Let’s see how a BASH array and for loop can help clean up our FireHOL config:

You have 3 machines that need SSH access to the server. First, you can setup variable names to reference the IP addresses (or DNS names) of the machines. Put these declarations at the top of your FireHOL config for easy maintenance.


Now lets see what the SSH allow declaration will look like using these variables on interface eth0:

interface eth0 public
  policy reject
  server ssh accept src $srv1
  server ssh accept src $srv2
  server ssh accept src $srv3

Notice how each host you want to allow SSH access adds another line to your configuration.
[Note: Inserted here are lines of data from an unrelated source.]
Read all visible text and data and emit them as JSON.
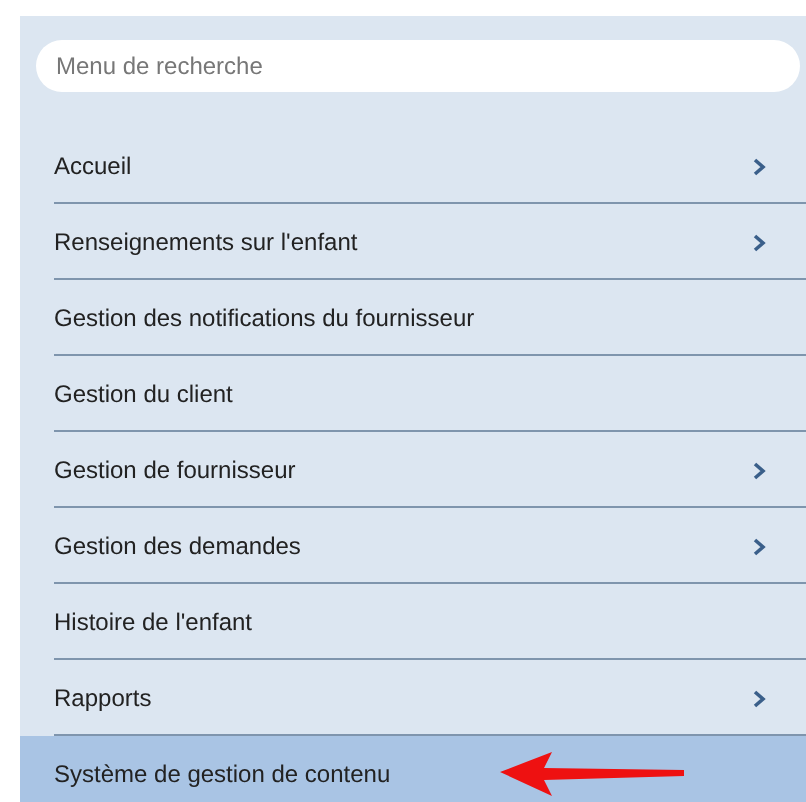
{
  "search": {
    "placeholder": "Menu de recherche"
  },
  "menu": [
    {
      "label": "Accueil",
      "has_submenu": true,
      "selected": false
    },
    {
      "label": "Renseignements sur l'enfant",
      "has_submenu": true,
      "selected": false
    },
    {
      "label": "Gestion des notifications du fournisseur",
      "has_submenu": false,
      "selected": false
    },
    {
      "label": "Gestion du client",
      "has_submenu": false,
      "selected": false
    },
    {
      "label": "Gestion de fournisseur",
      "has_submenu": true,
      "selected": false
    },
    {
      "label": "Gestion des demandes",
      "has_submenu": true,
      "selected": false
    },
    {
      "label": "Histoire de l'enfant",
      "has_submenu": false,
      "selected": false
    },
    {
      "label": "Rapports",
      "has_submenu": true,
      "selected": false
    },
    {
      "label": "Système de gestion de contenu",
      "has_submenu": false,
      "selected": true
    }
  ]
}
This may seem trivial in my example but can add a lot of complexity as your environment grows. Is there a better way to implement? You bet.

First, lets create an array to house all of the hosts we want to provide SSH access to:

ssh_list=($srv1 $srv2 $srv3)

Next, we change the declaration on our interface to simply loop through this list of hosts and allow SSH access:

interface eth0 public
  policy reject
  for host in ${ssh_list[@]}; do
    server ssh accept $host

Much better! Now we can simply add/remove hosts from our ssh_list array (at the top of the config file where all our variables are declared) and let BASH do the rest. The key here is the ${ssh_list[@]} which returns the evaluated list of hosts inside the ssh_list array. Enjoy.